Warriorz was a true game-changer for M.O.P., as the album catapulted the pair onto the upper echelons of the rap charts, where they shared real estate with softer and cornier stars of the day. One major reason for the album’s success was the runaway hit “Ante Up (Robbin Hoodz Theory),” produced by D/R Period, who broke them into the game with “Hardcore.” The song – fueled by triumphant horn stabs and a diesel, four-to-the-floor beat – was the perfect mix of hard and catchy, and Fame and Danze flexed over it with finesse. To this day it is used everywhere from movie soundtracks to Sesame Street YouTube videos.

“Ante Up” had plenty of high-caliber friends, starting with the album’s two other singles: the strutting, funky “G-Building” and the tense and hardrocked “Cold As Ice” (both produced by the group). Going back, the album lurches into full gear with a hometown anthem, “Welcome To Brownsville,” working down to the Premier-finessed groover, “Follow Instructions.” Further down in the sequence we have features like the piano-freaked “Home Sweet Home” (with Lord Have Mercy) and the mid-tempo, jazzy “Foundation,” which caps the group’s fourth masterpiece.
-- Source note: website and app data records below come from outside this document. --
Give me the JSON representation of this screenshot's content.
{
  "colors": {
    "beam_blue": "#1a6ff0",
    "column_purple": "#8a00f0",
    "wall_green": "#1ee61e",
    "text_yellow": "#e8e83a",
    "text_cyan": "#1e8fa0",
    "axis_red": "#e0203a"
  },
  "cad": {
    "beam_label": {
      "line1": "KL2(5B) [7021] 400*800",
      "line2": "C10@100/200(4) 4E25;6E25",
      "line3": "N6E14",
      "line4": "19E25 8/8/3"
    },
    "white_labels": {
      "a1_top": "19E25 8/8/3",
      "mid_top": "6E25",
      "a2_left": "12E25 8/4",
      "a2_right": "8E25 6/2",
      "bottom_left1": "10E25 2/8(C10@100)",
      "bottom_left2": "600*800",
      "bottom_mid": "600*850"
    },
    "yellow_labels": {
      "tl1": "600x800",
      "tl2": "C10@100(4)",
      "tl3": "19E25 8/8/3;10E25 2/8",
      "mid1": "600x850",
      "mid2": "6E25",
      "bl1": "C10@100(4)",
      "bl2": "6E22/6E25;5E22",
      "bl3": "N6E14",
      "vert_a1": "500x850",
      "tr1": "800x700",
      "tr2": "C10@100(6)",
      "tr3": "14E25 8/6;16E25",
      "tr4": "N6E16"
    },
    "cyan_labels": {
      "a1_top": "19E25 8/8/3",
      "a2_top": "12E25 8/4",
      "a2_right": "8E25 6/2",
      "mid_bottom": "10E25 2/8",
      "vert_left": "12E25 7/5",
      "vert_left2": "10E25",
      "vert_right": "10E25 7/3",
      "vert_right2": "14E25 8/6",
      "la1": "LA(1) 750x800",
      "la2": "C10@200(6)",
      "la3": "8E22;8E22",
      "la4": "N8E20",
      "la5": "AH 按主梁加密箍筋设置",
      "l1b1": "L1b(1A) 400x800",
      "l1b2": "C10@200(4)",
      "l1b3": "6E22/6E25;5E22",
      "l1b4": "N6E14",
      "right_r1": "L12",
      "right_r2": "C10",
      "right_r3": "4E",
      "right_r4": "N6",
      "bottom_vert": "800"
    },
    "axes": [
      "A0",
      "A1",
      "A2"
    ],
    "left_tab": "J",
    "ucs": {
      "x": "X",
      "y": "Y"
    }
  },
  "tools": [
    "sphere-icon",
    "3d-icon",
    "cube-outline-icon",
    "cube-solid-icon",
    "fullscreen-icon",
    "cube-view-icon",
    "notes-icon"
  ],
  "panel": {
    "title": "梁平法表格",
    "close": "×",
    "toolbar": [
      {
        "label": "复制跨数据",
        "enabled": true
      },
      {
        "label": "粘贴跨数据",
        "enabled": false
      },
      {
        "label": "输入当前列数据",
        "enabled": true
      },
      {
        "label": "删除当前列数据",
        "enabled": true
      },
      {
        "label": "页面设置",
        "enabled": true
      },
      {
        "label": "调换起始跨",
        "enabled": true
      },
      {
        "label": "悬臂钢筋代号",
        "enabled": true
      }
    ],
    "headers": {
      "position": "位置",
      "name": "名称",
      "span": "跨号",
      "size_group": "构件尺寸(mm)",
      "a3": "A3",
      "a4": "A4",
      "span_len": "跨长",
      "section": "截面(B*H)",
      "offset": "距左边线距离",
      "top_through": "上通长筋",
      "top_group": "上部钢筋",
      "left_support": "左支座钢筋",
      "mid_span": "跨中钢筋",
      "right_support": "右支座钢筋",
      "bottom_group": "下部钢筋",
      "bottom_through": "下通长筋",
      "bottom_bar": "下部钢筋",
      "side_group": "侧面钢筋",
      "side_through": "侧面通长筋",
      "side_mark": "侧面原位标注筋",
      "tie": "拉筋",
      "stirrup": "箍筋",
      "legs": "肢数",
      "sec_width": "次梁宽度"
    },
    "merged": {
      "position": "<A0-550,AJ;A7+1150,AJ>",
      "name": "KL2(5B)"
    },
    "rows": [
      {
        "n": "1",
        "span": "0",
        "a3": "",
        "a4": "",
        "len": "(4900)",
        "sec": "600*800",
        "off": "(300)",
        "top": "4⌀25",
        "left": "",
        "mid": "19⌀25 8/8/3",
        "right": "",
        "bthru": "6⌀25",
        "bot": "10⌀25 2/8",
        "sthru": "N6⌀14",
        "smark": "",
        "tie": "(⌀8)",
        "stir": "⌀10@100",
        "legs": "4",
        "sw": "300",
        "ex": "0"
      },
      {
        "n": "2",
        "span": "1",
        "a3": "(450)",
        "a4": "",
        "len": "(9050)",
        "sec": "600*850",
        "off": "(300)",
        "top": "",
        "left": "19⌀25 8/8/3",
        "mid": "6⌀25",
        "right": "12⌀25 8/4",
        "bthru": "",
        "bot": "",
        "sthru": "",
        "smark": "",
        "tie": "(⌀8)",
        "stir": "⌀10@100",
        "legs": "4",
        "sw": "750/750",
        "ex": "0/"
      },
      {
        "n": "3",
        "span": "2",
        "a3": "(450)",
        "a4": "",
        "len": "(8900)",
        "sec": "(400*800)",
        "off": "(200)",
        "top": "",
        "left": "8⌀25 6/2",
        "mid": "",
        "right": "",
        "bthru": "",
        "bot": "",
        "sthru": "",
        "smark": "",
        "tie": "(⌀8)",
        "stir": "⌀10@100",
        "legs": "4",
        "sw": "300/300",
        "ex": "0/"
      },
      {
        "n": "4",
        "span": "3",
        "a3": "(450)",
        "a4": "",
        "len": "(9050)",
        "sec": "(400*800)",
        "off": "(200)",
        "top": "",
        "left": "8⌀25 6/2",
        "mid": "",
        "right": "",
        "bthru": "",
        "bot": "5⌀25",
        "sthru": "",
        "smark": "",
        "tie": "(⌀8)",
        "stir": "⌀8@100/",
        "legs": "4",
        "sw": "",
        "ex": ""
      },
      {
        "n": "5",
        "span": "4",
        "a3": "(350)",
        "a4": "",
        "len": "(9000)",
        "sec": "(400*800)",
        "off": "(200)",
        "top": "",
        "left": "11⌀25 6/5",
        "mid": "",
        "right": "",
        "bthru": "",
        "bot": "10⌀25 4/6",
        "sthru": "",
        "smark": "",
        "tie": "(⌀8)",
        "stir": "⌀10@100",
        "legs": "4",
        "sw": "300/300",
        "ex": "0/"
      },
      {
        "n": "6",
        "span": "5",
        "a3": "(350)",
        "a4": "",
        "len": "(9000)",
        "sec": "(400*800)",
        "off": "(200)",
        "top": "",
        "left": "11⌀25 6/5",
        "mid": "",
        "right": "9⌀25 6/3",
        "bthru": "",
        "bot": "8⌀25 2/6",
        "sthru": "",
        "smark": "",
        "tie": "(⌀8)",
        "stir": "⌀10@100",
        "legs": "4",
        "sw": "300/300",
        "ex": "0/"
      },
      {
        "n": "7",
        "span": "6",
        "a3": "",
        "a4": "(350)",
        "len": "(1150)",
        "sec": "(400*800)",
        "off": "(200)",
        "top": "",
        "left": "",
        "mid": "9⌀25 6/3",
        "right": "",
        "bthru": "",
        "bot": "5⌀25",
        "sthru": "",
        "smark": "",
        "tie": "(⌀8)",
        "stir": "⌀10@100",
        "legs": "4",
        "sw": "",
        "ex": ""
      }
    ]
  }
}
Staying true to their essence, the album flaunts hardest-of-hard Brooklyn bangers from start to finish. In an era where hip-hop was getting more syrupy than Nyquil, M.O.P. proved that they could hit the charts while staying raw. And the album still shines to this day.